The building itself consists of three towers but only the central one is the hotel; the rest are Icon residences. On the 15th floor, you will find Eos, the hotel restaurant and the record-breaking roof-top pool, which is the longest roof-top pool in Florida. Olive trees planted in oversized flower pots dotted around the pool make the area very appealing for relaxing. There are also lovely views out to the sea and Brickell Key from the very end of the pool on the sun deck. There is regular pool service here.
The spa and gym can be accessed via the pool area and are located in one of the side towers. There is also the Icon café here, which serves snacks and beverages throughout the day. The clean white environment of the tower where the gym and spa are located, is like stepping into another world after the seemingly cluttered Art-Deco world of the main hotel building. As we walked to the spa across the gallery above the spa pool, we could not help but stop to take it in, and you will see what we mean as soon as you walk in. With seating plunged into the pools, an oversized fireplace with cosy couches dressed in tartan at one end, mirrors and book cases lining the walls holding an enormous bay window up on either side, a giant chandelier in Starck's typical elegant romantic style in the centre, the spa pool alone is a perfect area to come to relax for a few hours. With soothing music and lime greens to lift the entirely white area, the spa is the raison d'être of the hotel for many in-house guests and day visitors.

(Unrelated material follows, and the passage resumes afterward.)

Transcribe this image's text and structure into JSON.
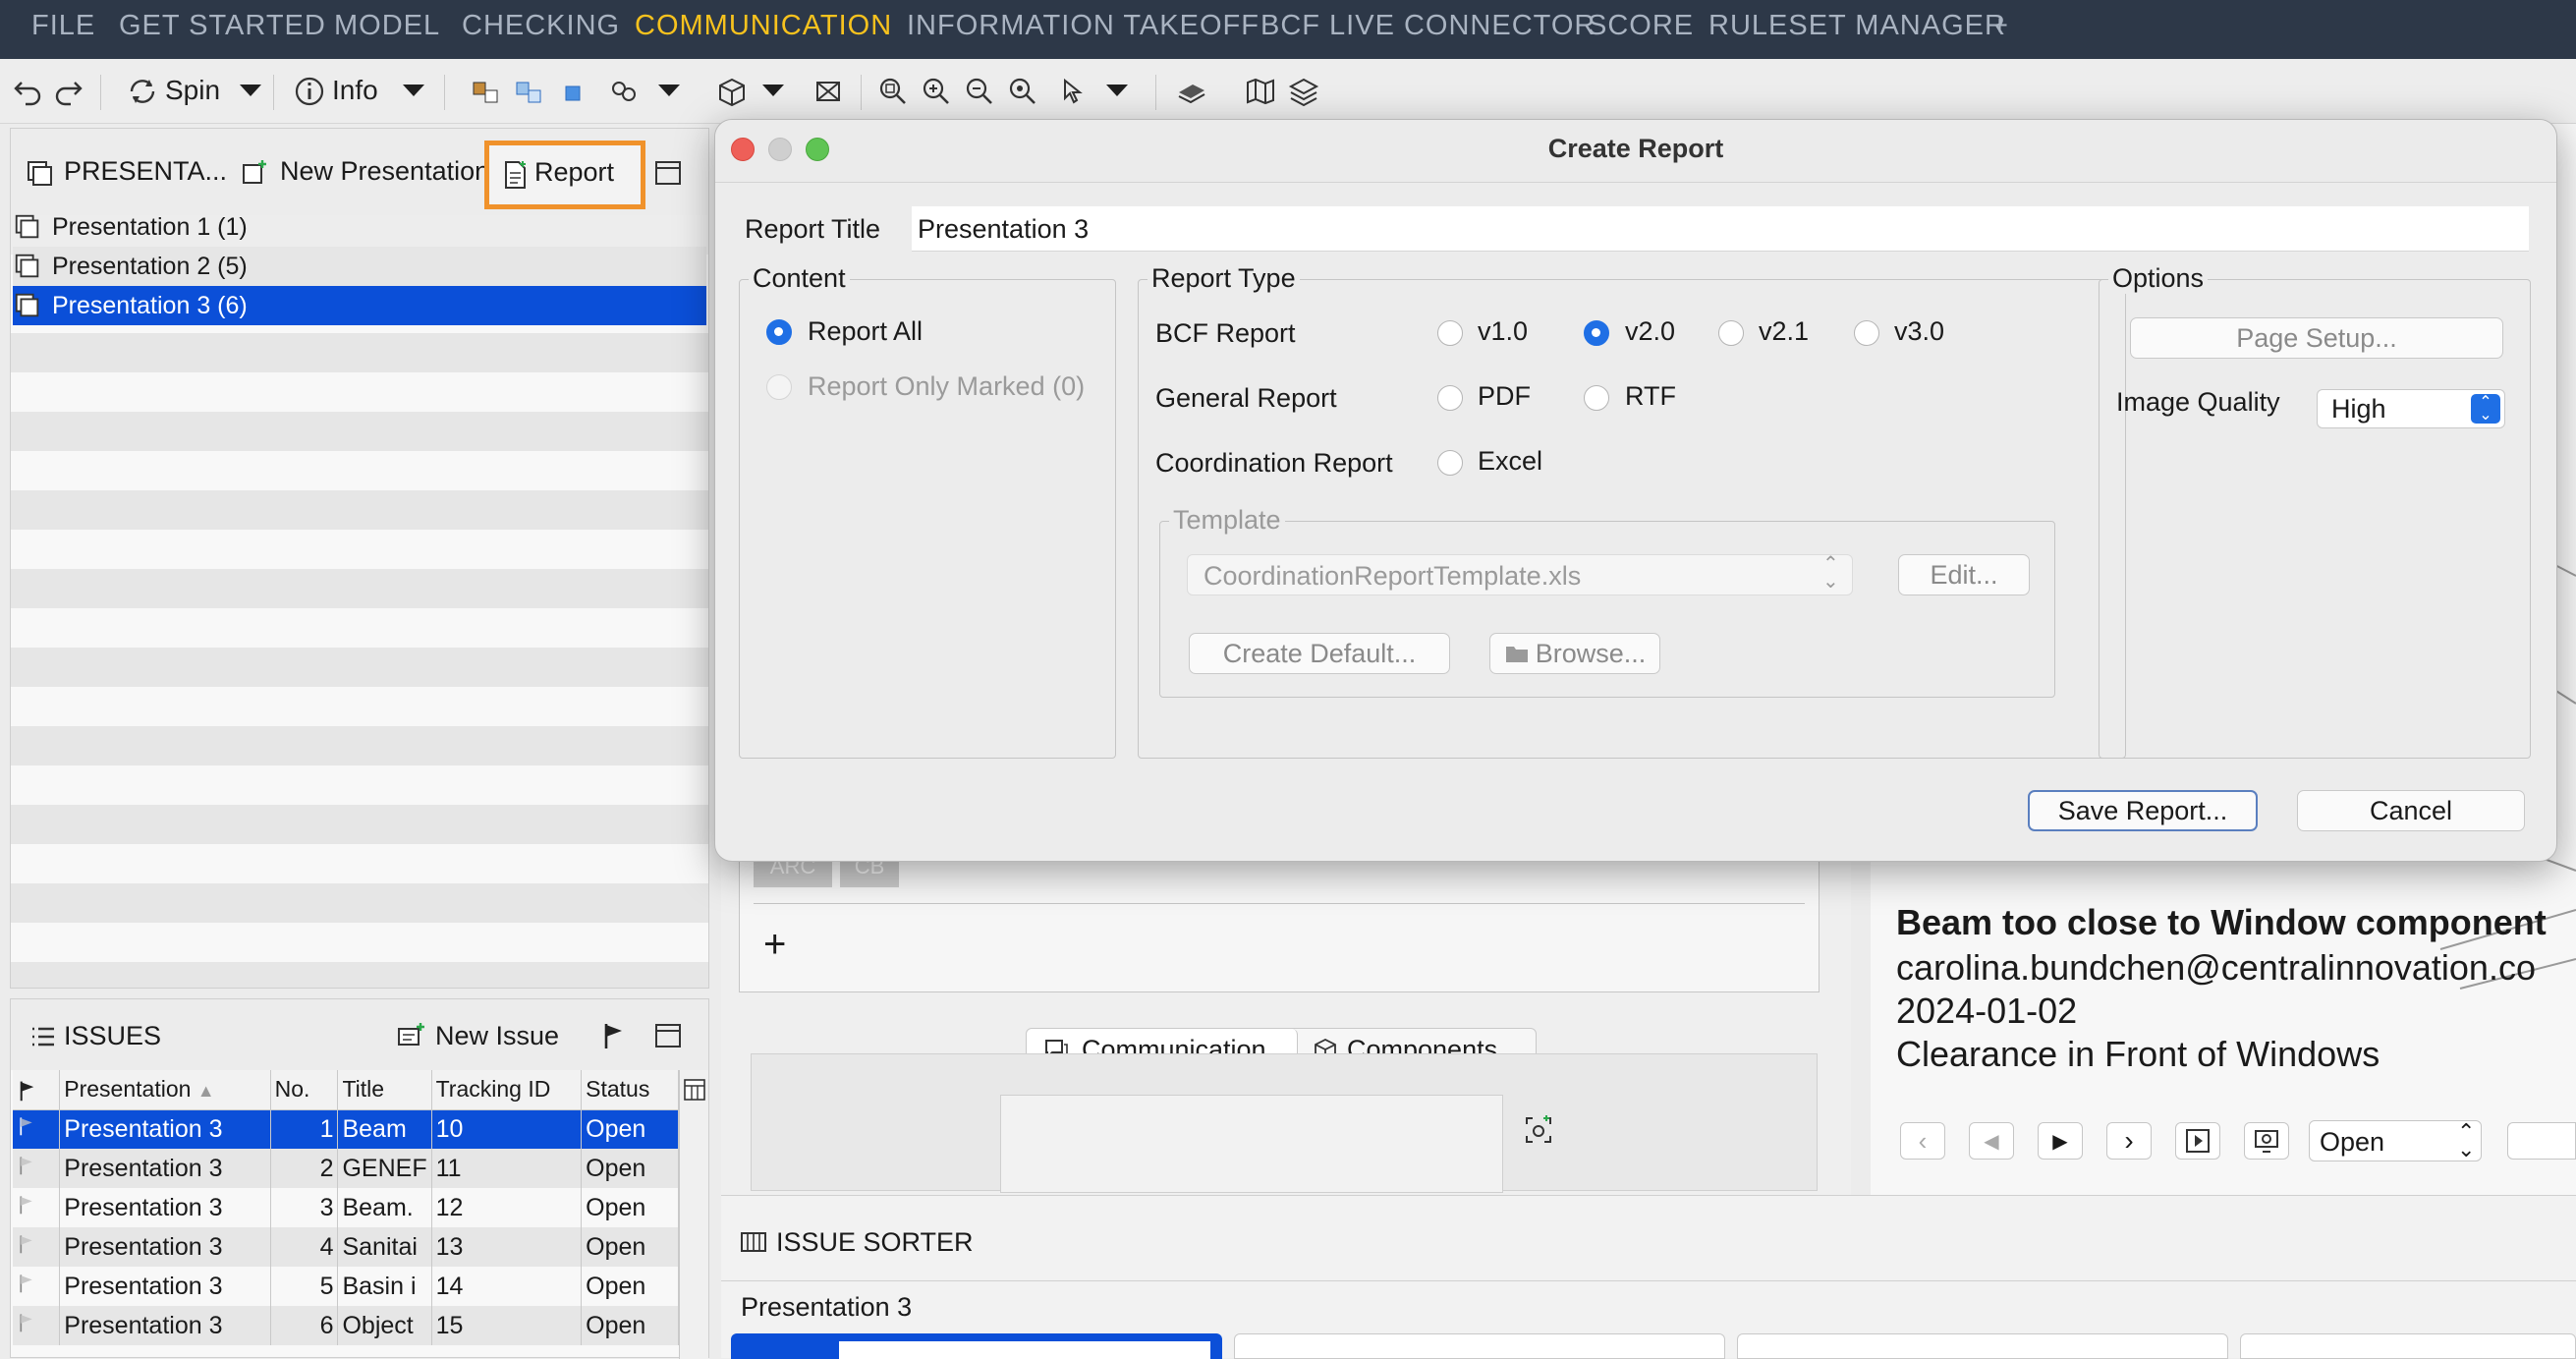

- The hotel has a main restaurant, EOS on the fifteenth floor, where you will also find the hotel's impressive roof-top pool. The Art-Deco corridor, complete with a spin on Matisse's 'Escargot', leads to a real bijou of a restaurant, which we highly recommend, even if you are not staying at the hotel. The restaurant has a European Art-Deco interior, which you will see varies largely from the typical examples of the movement in South Beach. Although gaudy, the restaurant decor remains tasteful. A mix of cream leathers, highly polished brass and Aztec friezes, the restaurant does grow on you after an initial cold first impression. The decoration aside, the food is also to die for! Our meal here was easily one of the best we have had in Miami. A strong Greek influence runs through the cuisine whipped up by chef Michael Psiliakis. The refined menu ranges from sashimi dressed with a sweet apricot and pistachio jam topped off with a delicate rose petal, to a tender and succulent Loup de Mer as a main, which will undoubtedly leave your taste buds pining for more. The waiters are very friendly; however make sure you have your brain in fast-mode as they run off the menu and specials of the day. Expect to pay about $150 per head for a three course meal including wine.

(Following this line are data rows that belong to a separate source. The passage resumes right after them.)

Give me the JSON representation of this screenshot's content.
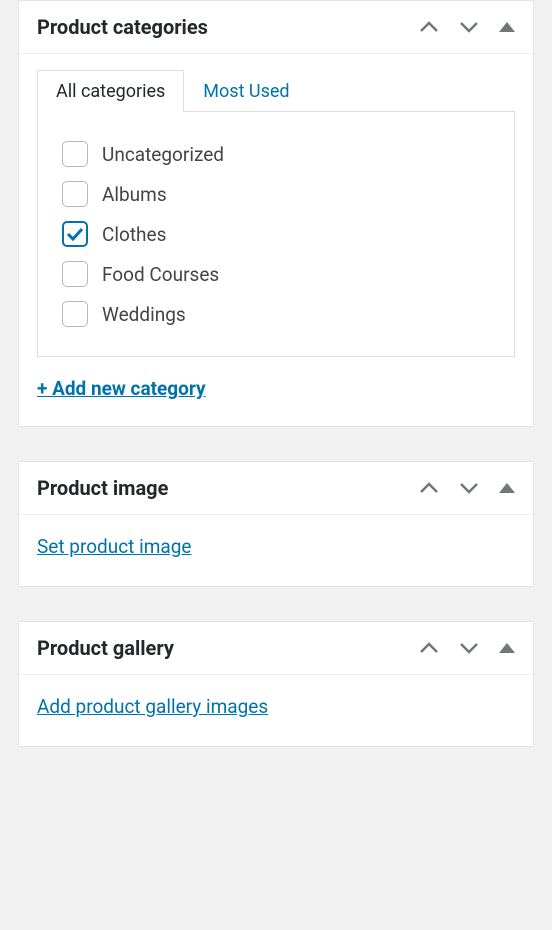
{
  "panels": {
    "categories": {
      "title": "Product categories",
      "tabs": {
        "active": "All categories",
        "inactive": "Most Used"
      },
      "items": [
        {
          "label": "Uncategorized",
          "checked": false
        },
        {
          "label": "Albums",
          "checked": false
        },
        {
          "label": "Clothes",
          "checked": true
        },
        {
          "label": "Food Courses",
          "checked": false
        },
        {
          "label": "Weddings",
          "checked": false
        }
      ],
      "add_link": "+ Add new category"
    },
    "image": {
      "title": "Product image",
      "link": "Set product image"
    },
    "gallery": {
      "title": "Product gallery",
      "link": "Add product gallery images"
    }
  }
}
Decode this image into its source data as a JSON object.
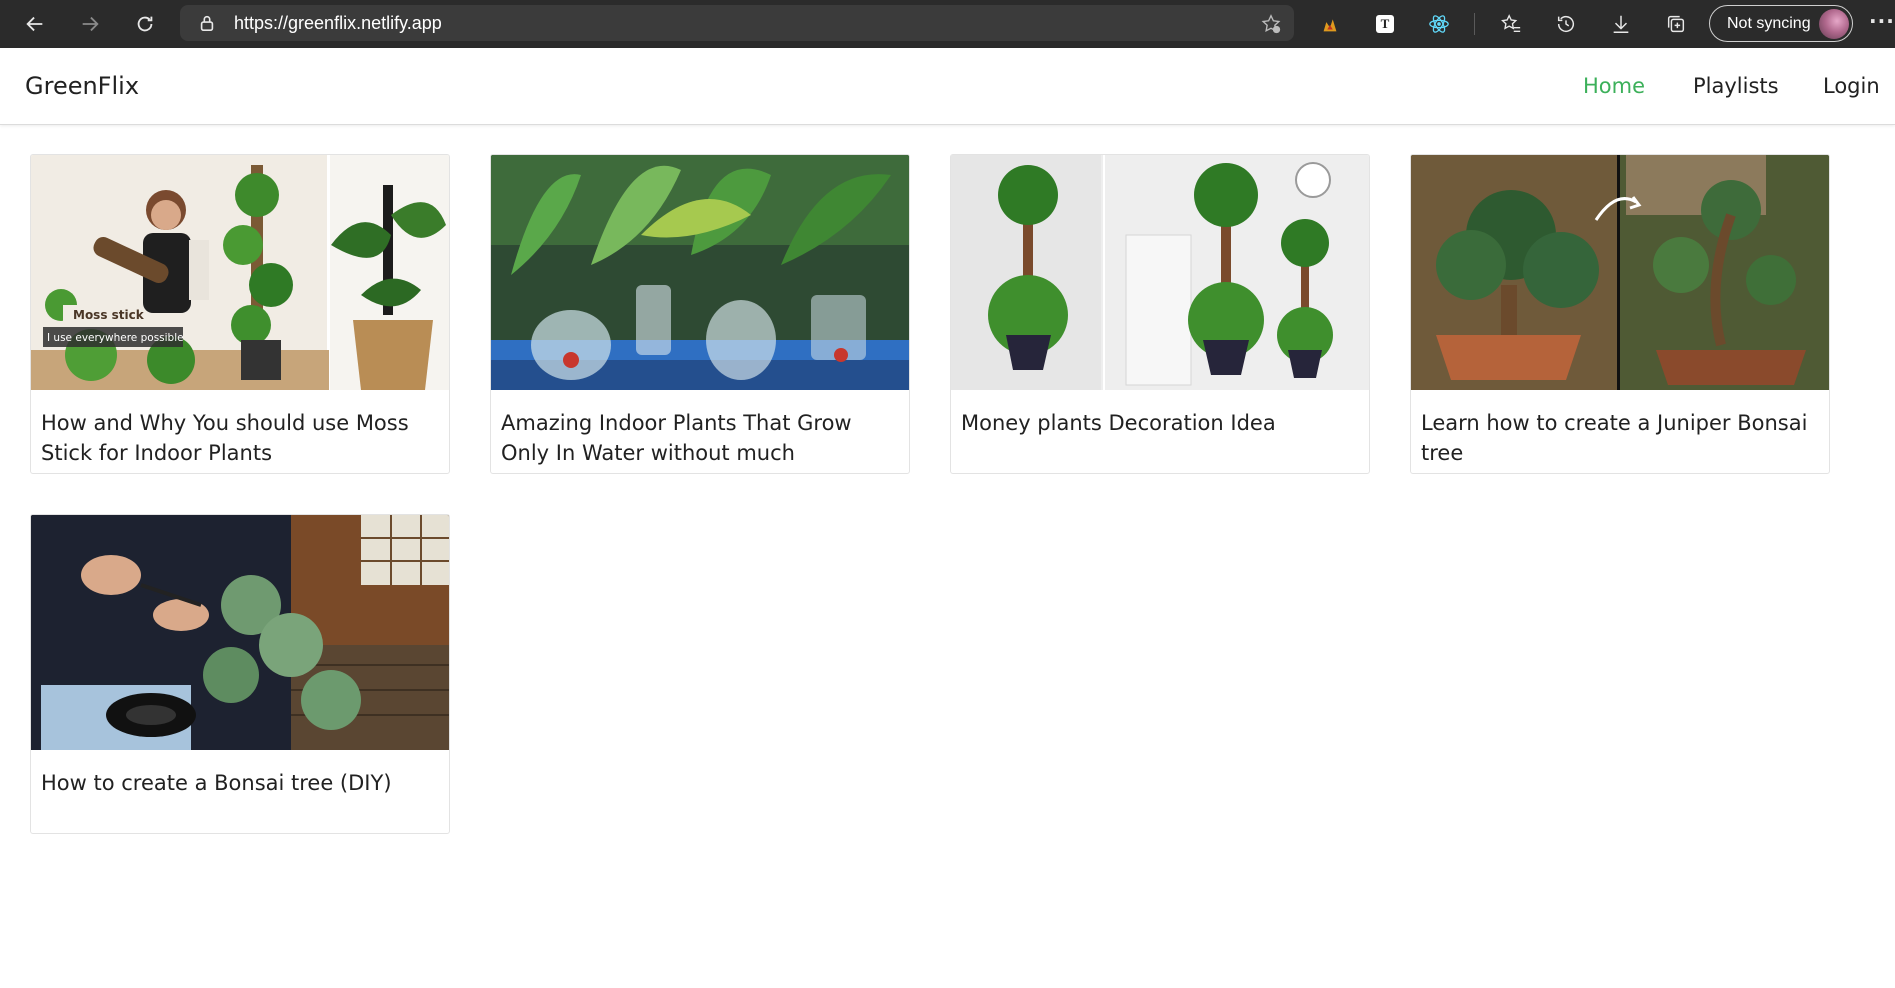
{
  "browser": {
    "url": "https://greenflix.netlify.app",
    "sync_label": "Not syncing",
    "more_label": "···",
    "toolbar_icons": [
      "back-icon",
      "forward-icon",
      "refresh-icon",
      "lock-icon",
      "add-favorite-icon",
      "extension-icon",
      "t-extension-icon",
      "react-devtools-icon",
      "favorites-icon",
      "history-icon",
      "download-icon",
      "collections-icon",
      "profile-avatar"
    ]
  },
  "app": {
    "brand": "GreenFlix",
    "nav": [
      {
        "label": "Home",
        "active": true
      },
      {
        "label": "Playlists",
        "active": false
      },
      {
        "label": "Login",
        "active": false
      }
    ],
    "accent_color": "#3cb05a"
  },
  "videos": [
    {
      "title": "How and Why You should use Moss Stick for Indoor Plants",
      "thumb_caption_1": "Moss stick",
      "thumb_caption_2": "I use everywhere possible"
    },
    {
      "title": "Amazing Indoor Plants That Grow Only In Water without much maintenance"
    },
    {
      "title": "Money plants Decoration Idea"
    },
    {
      "title": "Learn how to create a Juniper Bonsai tree"
    },
    {
      "title": "How to create a Bonsai tree (DIY)"
    }
  ]
}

Breakfast is also served here, but the restaurant changes from its elegant and sophisticated robe to a more casual look. Even its name, Eos, becomes 'Bistro e'. The heavy decor takes a back seat as the views of Downtown Miami seep in through the restaurant's large bay windows. The menu is simple, with the expected salmon bagels and pancakes, or muesli for the more diet conscious. A big advantage to having breakfast here is the generous servings of tea, which is very welcome after a good night's sleep.

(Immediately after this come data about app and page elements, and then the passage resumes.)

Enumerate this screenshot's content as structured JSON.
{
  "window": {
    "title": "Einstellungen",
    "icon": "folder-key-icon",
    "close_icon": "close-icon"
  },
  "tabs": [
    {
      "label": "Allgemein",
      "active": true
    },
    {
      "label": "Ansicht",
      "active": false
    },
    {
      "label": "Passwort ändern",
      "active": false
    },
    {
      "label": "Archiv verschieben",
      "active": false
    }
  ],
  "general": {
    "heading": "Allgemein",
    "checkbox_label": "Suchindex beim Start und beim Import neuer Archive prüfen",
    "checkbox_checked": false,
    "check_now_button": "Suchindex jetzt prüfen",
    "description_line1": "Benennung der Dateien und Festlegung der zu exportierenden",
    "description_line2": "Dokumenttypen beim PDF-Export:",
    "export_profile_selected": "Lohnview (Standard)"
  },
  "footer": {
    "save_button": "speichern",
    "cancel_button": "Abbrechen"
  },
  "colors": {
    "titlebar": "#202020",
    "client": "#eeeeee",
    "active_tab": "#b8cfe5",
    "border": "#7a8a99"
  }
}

- The nearest beach is in South Beach, which is a 25 minute car drive away.
- The hotel entrance is easily missed as it is fairly discreet, so beware not to head to the car park belonging to the adjoining Icon residential tower. The Viceroy Miami is part of the Viceroy Group, which runs several brands such as The Tides in South Beach (that's the hotel in front of which Will Smith did his jig for his 'Miami' video - see our review of this hotel) as well as the Jalousie Plantation St Lucia, Avalon, l'Ermitage and Maison 140 all in Beverly Hills, The Tides in Miami Riviera Maya and Zihuatanejo and Viceroy hotels in Anguilla, Palm Springs, Santa Monica, Snowmass and in June 2011 in the Maldives.